'The number is important, but to be able to influence politics, you need to have power. Women will have more influence when one of them holds a higher position in Parliament (e.g., President or Vice-President of the Lower House or Senate) than when they are all only ordinary MPs.'A final, small group, "substantive representation," comprised 3 respondents. This group treats female political representation mainly as a substantive issue: one subgroup saw a low substantive effect of female political representation, and another sub-group emphasized the substantive effect of female political representation on policy outcomes.
Overall, my analysis revealed some combinations of ideas that do not fit the theoretical conceptions of descriptive, substantive, and symbolic representation. In particular, some representatives are looking for a delicate balance between a focus on capacities and the numerical presence of women in Parliament. That is, they focus on the need to have a substantial number of female representatives in Parliament, but at the same time also believe that it is important to have the best politicians in Parliament, whatever their sex is.
In general, however, I find some clustering around ideas of descriptive, substantive and symbolic representation.

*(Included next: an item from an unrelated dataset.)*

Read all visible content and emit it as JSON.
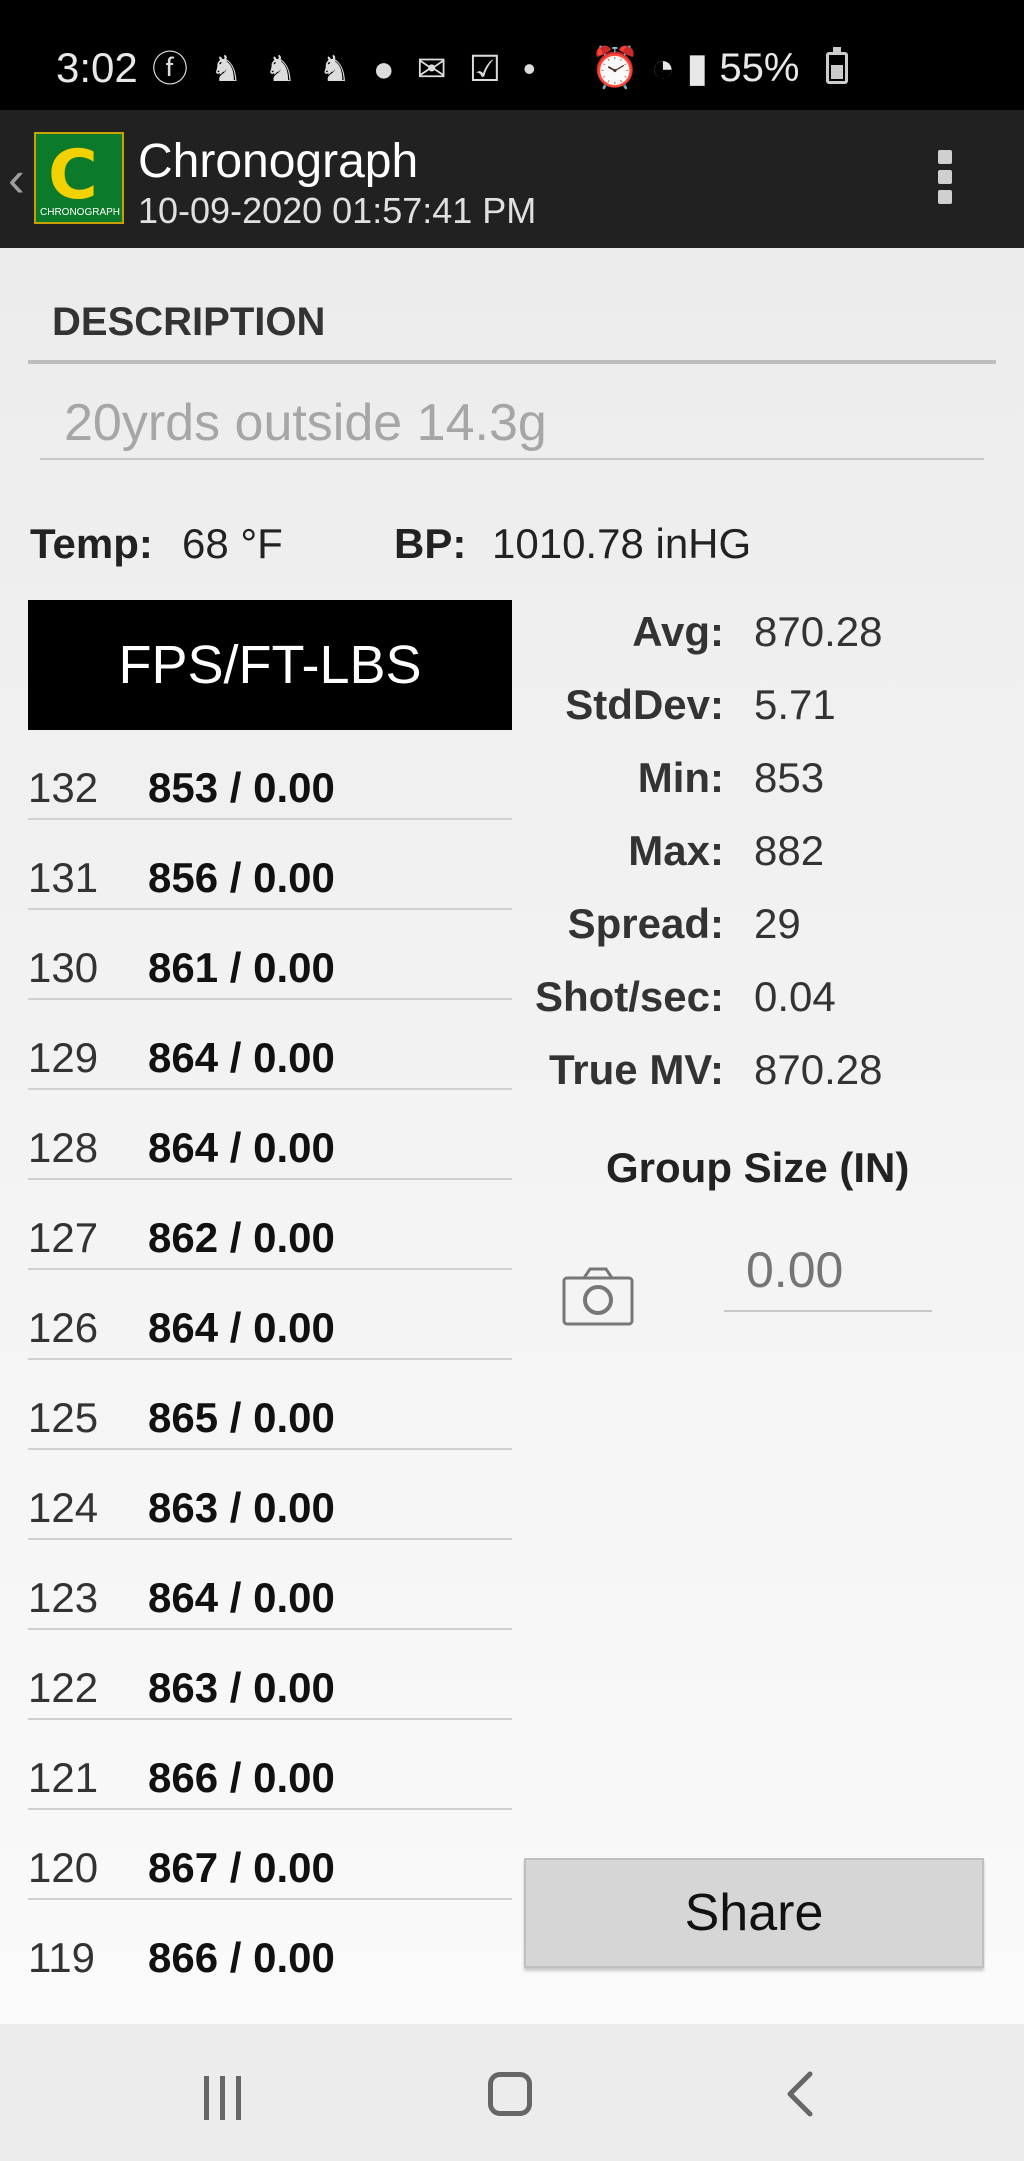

Furthermore, my study shows little emphasis among Rwandan female representatives for substantive policy effects. Some female representatives consider themselves as better at representing women because they have experienced the same problems and know the problems that women are facing. Some even argue that they have put gender issues on the political agenda. However, support for the idea that female representatives have a substantial influence on policy outcomes is limited.
Rwandan female representatives value the function as role models more than an actual role in policy making. This may be related to previous research on female political representation in Rwanda, which found a limited effect of female representation on policy outputs. (See Jennie E. Burnet, “Gender Balance and the Meanings of Women in Governance in Post-Genocide Rwanda,” 107 African Affairs 361 (2008), available here; Claire Devlin & Robert Elgie, “The Effect of Increased Women’s Representation in Parliament: The Case of Rwanda,” 61 Parliamentary Affairs 237 (2008), available here.) Although I can obviously not confirm the causality of the relationship, the ideas most women have regarding female political representation do seem to be interrelated with women’s actual role and influence in Parliament.
At the same time, it is important to keep the Rwandan political context in mind, in which few policy differences between MPs are discussed in public. Indeed, during the interviews I had with the female representatives, it was often repeated that all Members of Parliament have generally the same ideas. As one female representative reported:
'All MPs have to work together on issues which are good for the Rwandan society as a whole, for all Rwandan citizens. In general, all MPs have the same ideas and points of view. If everyone wants good things for society, there is not much difference between the MPs.'At the same time, there is limited scope and place for political debate within Rwandan parliament, and limited capacity to check and influence executive authority. Political scientists Gretchen Bauer and Hannah E. Britton addressed this point on page 23 of Women in African Parliaments, a 2006 work they edited. They wrote that the highly centralized power of Rwanda's executive also
'discourages full democratic participation regardless of gender.'